§ **WHAT TO WORK ON**
In the records that follow, count the lines where the string "heart" appears, and give the count with nothing added.

§ **AVAILABLE DATA**
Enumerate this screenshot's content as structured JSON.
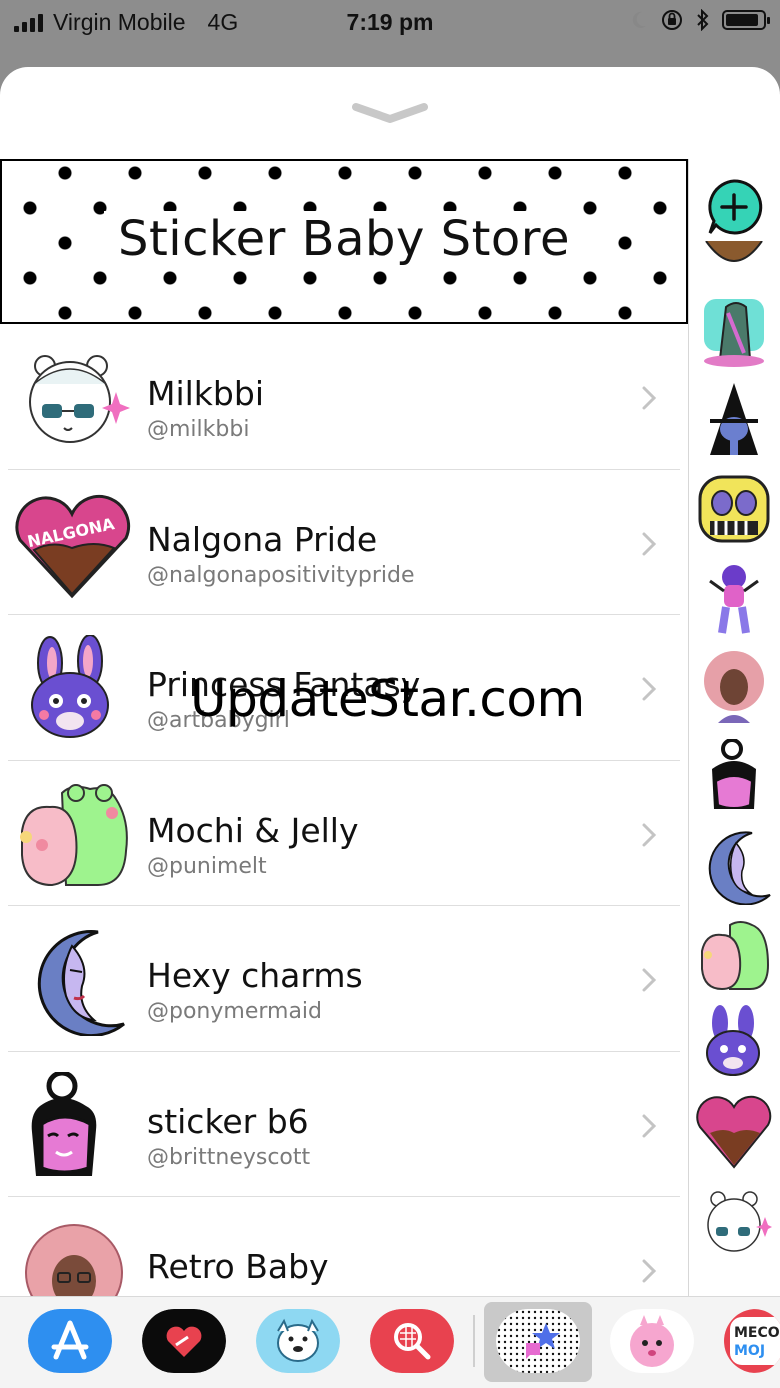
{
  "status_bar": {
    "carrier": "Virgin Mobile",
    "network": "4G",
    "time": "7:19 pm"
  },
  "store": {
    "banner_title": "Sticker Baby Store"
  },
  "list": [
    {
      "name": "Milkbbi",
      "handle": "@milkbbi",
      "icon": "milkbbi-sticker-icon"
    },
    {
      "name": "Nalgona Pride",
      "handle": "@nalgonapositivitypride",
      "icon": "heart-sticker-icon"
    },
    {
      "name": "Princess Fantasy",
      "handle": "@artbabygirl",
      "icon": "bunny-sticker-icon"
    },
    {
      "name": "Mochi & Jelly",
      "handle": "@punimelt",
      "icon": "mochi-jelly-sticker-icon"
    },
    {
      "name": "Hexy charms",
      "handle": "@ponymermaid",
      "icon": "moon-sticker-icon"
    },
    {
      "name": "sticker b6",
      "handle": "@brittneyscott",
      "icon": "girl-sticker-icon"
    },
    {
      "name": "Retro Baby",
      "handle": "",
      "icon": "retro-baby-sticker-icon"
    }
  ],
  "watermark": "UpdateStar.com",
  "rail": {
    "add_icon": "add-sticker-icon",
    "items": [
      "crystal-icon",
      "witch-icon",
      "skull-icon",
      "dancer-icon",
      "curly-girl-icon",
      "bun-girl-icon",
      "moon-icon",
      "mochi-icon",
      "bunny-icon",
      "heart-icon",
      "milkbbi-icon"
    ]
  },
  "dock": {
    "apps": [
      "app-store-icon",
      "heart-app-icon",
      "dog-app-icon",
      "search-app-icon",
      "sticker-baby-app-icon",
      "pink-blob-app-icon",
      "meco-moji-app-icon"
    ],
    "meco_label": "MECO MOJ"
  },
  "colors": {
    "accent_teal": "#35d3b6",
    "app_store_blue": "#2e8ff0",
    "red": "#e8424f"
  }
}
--
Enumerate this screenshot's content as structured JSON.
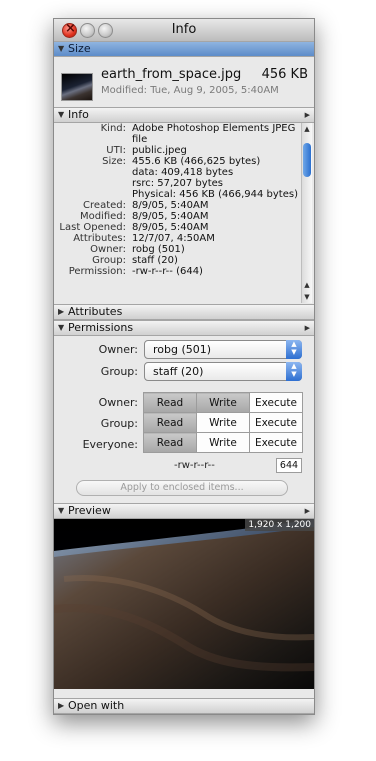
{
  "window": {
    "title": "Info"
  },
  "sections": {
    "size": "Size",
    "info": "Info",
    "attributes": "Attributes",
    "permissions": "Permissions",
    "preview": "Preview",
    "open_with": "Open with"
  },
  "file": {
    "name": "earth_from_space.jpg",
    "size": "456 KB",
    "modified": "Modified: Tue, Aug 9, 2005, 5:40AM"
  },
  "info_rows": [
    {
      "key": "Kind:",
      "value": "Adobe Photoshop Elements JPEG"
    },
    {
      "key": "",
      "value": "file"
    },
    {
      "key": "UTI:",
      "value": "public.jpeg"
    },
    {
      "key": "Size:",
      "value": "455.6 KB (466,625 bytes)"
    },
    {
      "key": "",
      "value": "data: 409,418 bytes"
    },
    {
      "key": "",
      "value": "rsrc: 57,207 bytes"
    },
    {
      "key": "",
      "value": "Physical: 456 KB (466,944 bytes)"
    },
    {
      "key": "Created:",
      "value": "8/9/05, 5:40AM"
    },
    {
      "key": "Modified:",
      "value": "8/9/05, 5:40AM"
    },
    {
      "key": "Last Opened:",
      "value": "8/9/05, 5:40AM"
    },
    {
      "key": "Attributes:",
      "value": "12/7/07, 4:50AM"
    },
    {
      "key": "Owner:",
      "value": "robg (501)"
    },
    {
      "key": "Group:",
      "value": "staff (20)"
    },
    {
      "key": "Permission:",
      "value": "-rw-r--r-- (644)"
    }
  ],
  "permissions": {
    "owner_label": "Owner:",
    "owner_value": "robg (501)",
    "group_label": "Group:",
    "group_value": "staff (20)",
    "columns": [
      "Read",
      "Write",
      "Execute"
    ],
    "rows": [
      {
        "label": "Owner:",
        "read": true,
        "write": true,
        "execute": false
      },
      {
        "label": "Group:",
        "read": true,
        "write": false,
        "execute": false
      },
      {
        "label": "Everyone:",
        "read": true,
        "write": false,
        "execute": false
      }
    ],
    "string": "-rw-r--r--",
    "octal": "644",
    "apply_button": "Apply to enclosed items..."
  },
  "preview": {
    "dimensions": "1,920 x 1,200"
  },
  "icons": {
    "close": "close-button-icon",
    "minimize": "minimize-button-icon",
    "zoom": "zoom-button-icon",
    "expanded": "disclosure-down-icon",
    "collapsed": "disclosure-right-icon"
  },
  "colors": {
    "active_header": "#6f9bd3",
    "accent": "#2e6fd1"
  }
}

§ **YOUR SOLUTION**
3